** Opening Input data block **
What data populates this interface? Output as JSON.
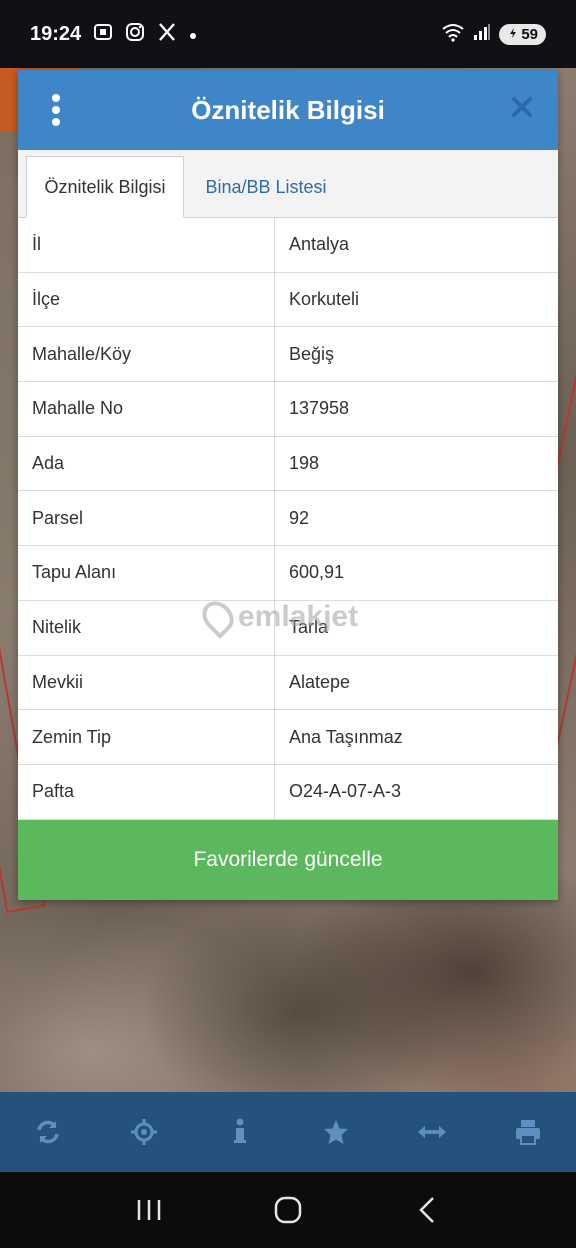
{
  "status_bar": {
    "time": "19:24",
    "battery": "59"
  },
  "dialog": {
    "title": "Öznitelik Bilgisi",
    "tabs": [
      {
        "label": "Öznitelik Bilgisi",
        "active": true
      },
      {
        "label": "Bina/BB Listesi",
        "active": false
      }
    ],
    "rows": [
      {
        "key": "İl",
        "value": "Antalya"
      },
      {
        "key": "İlçe",
        "value": "Korkuteli"
      },
      {
        "key": "Mahalle/Köy",
        "value": "Beğiş"
      },
      {
        "key": "Mahalle No",
        "value": "137958"
      },
      {
        "key": "Ada",
        "value": "198"
      },
      {
        "key": "Parsel",
        "value": "92"
      },
      {
        "key": "Tapu Alanı",
        "value": "600,91"
      },
      {
        "key": "Nitelik",
        "value": "Tarla"
      },
      {
        "key": "Mevkii",
        "value": "Alatepe"
      },
      {
        "key": "Zemin Tip",
        "value": "Ana Taşınmaz"
      },
      {
        "key": "Pafta",
        "value": "O24-A-07-A-3"
      }
    ],
    "button_label": "Favorilerde güncelle"
  },
  "watermark": "emlakjet",
  "toolbar": {
    "icons": [
      "refresh-icon",
      "locate-icon",
      "info-icon",
      "star-icon",
      "measure-icon",
      "print-icon"
    ]
  },
  "navbar": {
    "icons": [
      "recent-apps-icon",
      "home-icon",
      "back-icon"
    ]
  },
  "colors": {
    "header": "#3f86c8",
    "button": "#5cb85c",
    "toolbar": "#24527c",
    "tab_link": "#2e6da4"
  }
}
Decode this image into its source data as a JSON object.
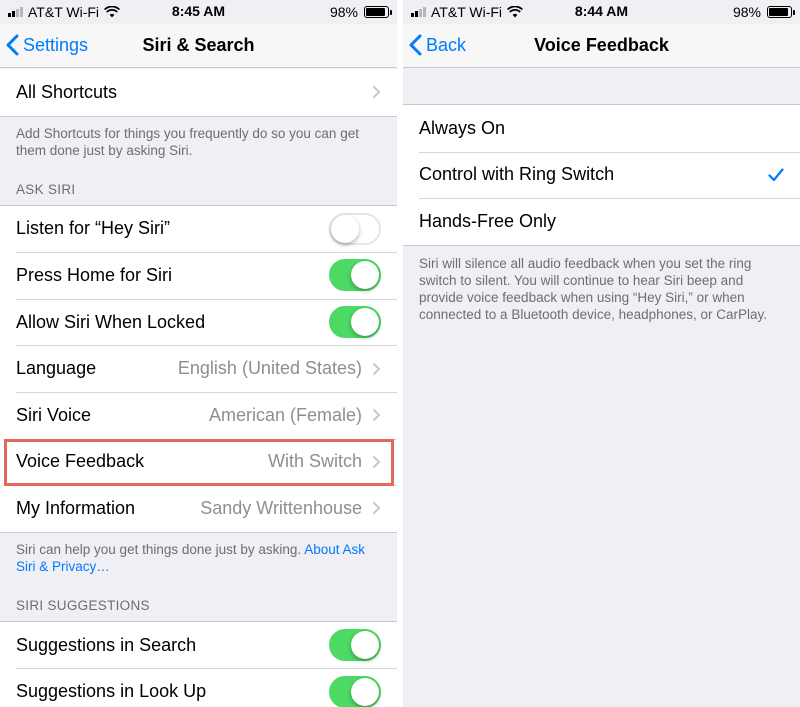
{
  "colors": {
    "accent": "#007aff",
    "toggle_on": "#4cd964",
    "highlight": "#e5675b"
  },
  "left": {
    "status": {
      "carrier": "AT&T Wi-Fi",
      "time": "8:45 AM",
      "battery": "98%"
    },
    "nav": {
      "back_label": "Settings",
      "title": "Siri & Search"
    },
    "shortcuts_row": {
      "label": "All Shortcuts"
    },
    "shortcuts_note": "Add Shortcuts for things you frequently do so you can get them done just by asking Siri.",
    "ask_siri_header": "ASK SIRI",
    "rows": {
      "hey_siri": {
        "label": "Listen for “Hey Siri”",
        "on": false
      },
      "press_home": {
        "label": "Press Home for Siri",
        "on": true
      },
      "allow_locked": {
        "label": "Allow Siri When Locked",
        "on": true
      },
      "language": {
        "label": "Language",
        "value": "English (United States)"
      },
      "siri_voice": {
        "label": "Siri Voice",
        "value": "American (Female)"
      },
      "voice_feedback": {
        "label": "Voice Feedback",
        "value": "With Switch"
      },
      "my_information": {
        "label": "My Information",
        "value": "Sandy Writtenhouse"
      }
    },
    "privacy_note": {
      "text": "Siri can help you get things done just by asking. ",
      "link": "About Ask Siri & Privacy…"
    },
    "suggestions_header": "SIRI SUGGESTIONS",
    "suggestion_rows": {
      "search": {
        "label": "Suggestions in Search",
        "on": true
      },
      "lookup": {
        "label": "Suggestions in Look Up",
        "on": true
      }
    }
  },
  "right": {
    "status": {
      "carrier": "AT&T Wi-Fi",
      "time": "8:44 AM",
      "battery": "98%"
    },
    "nav": {
      "back_label": "Back",
      "title": "Voice Feedback"
    },
    "options": [
      {
        "label": "Always On",
        "selected": false
      },
      {
        "label": "Control with Ring Switch",
        "selected": true
      },
      {
        "label": "Hands-Free Only",
        "selected": false
      }
    ],
    "note": "Siri will silence all audio feedback when you set the ring switch to silent. You will continue to hear Siri beep and provide voice feedback when using “Hey Siri,” or when connected to a Bluetooth device, headphones, or CarPlay."
  }
}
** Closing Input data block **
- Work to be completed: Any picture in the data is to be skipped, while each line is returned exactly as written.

- Result of the task:
What data populates this interface? Output as JSON.
{
  "status_bar": {
    "time": "19:24",
    "battery": "59"
  },
  "dialog": {
    "title": "Öznitelik Bilgisi",
    "tabs": [
      {
        "label": "Öznitelik Bilgisi",
        "active": true
      },
      {
        "label": "Bina/BB Listesi",
        "active": false
      }
    ],
    "rows": [
      {
        "key": "İl",
        "value": "Antalya"
      },
      {
        "key": "İlçe",
        "value": "Korkuteli"
      },
      {
        "key": "Mahalle/Köy",
        "value": "Beğiş"
      },
      {
        "key": "Mahalle No",
        "value": "137958"
      },
      {
        "key": "Ada",
        "value": "198"
      },
      {
        "key": "Parsel",
        "value": "92"
      },
      {
        "key": "Tapu Alanı",
        "value": "600,91"
      },
      {
        "key": "Nitelik",
        "value": "Tarla"
      },
      {
        "key": "Mevkii",
        "value": "Alatepe"
      },
      {
        "key": "Zemin Tip",
        "value": "Ana Taşınmaz"
      },
      {
        "key": "Pafta",
        "value": "O24-A-07-A-3"
      }
    ],
    "button_label": "Favorilerde güncelle"
  },
  "watermark": "emlakjet",
  "toolbar": {
    "icons": [
      "refresh-icon",
      "locate-icon",
      "info-icon",
      "star-icon",
      "measure-icon",
      "print-icon"
    ]
  },
  "navbar": {
    "icons": [
      "recent-apps-icon",
      "home-icon",
      "back-icon"
    ]
  },
  "colors": {
    "header": "#3f86c8",
    "button": "#5cb85c",
    "toolbar": "#24527c",
    "tab_link": "#2e6da4"
  }
}
Decode this image into its source data as a JSON object.
{
  "colors": {
    "accent": "#007aff",
    "toggle_on": "#4cd964",
    "highlight": "#e5675b"
  },
  "left": {
    "status": {
      "carrier": "AT&T Wi-Fi",
      "time": "8:45 AM",
      "battery": "98%"
    },
    "nav": {
      "back_label": "Settings",
      "title": "Siri & Search"
    },
    "shortcuts_row": {
      "label": "All Shortcuts"
    },
    "shortcuts_note": "Add Shortcuts for things you frequently do so you can get them done just by asking Siri.",
    "ask_siri_header": "ASK SIRI",
    "rows": {
      "hey_siri": {
        "label": "Listen for “Hey Siri”",
        "on": false
      },
      "press_home": {
        "label": "Press Home for Siri",
        "on": true
      },
      "allow_locked": {
        "label": "Allow Siri When Locked",
        "on": true
      },
      "language": {
        "label": "Language",
        "value": "English (United States)"
      },
      "siri_voice": {
        "label": "Siri Voice",
        "value": "American (Female)"
      },
      "voice_feedback": {
        "label": "Voice Feedback",
        "value": "With Switch"
      },
      "my_information": {
        "label": "My Information",
        "value": "Sandy Writtenhouse"
      }
    },
    "privacy_note": {
      "text": "Siri can help you get things done just by asking. ",
      "link": "About Ask Siri & Privacy…"
    },
    "suggestions_header": "SIRI SUGGESTIONS",
    "suggestion_rows": {
      "search": {
        "label": "Suggestions in Search",
        "on": true
      },
      "lookup": {
        "label": "Suggestions in Look Up",
        "on": true
      }
    }
  },
  "right": {
    "status": {
      "carrier": "AT&T Wi-Fi",
      "time": "8:44 AM",
      "battery": "98%"
    },
    "nav": {
      "back_label": "Back",
      "title": "Voice Feedback"
    },
    "options": [
      {
        "label": "Always On",
        "selected": false
      },
      {
        "label": "Control with Ring Switch",
        "selected": true
      },
      {
        "label": "Hands-Free Only",
        "selected": false
      }
    ],
    "note": "Siri will silence all audio feedback when you set the ring switch to silent. You will continue to hear Siri beep and provide voice feedback when using “Hey Siri,” or when connected to a Bluetooth device, headphones, or CarPlay."
  }
}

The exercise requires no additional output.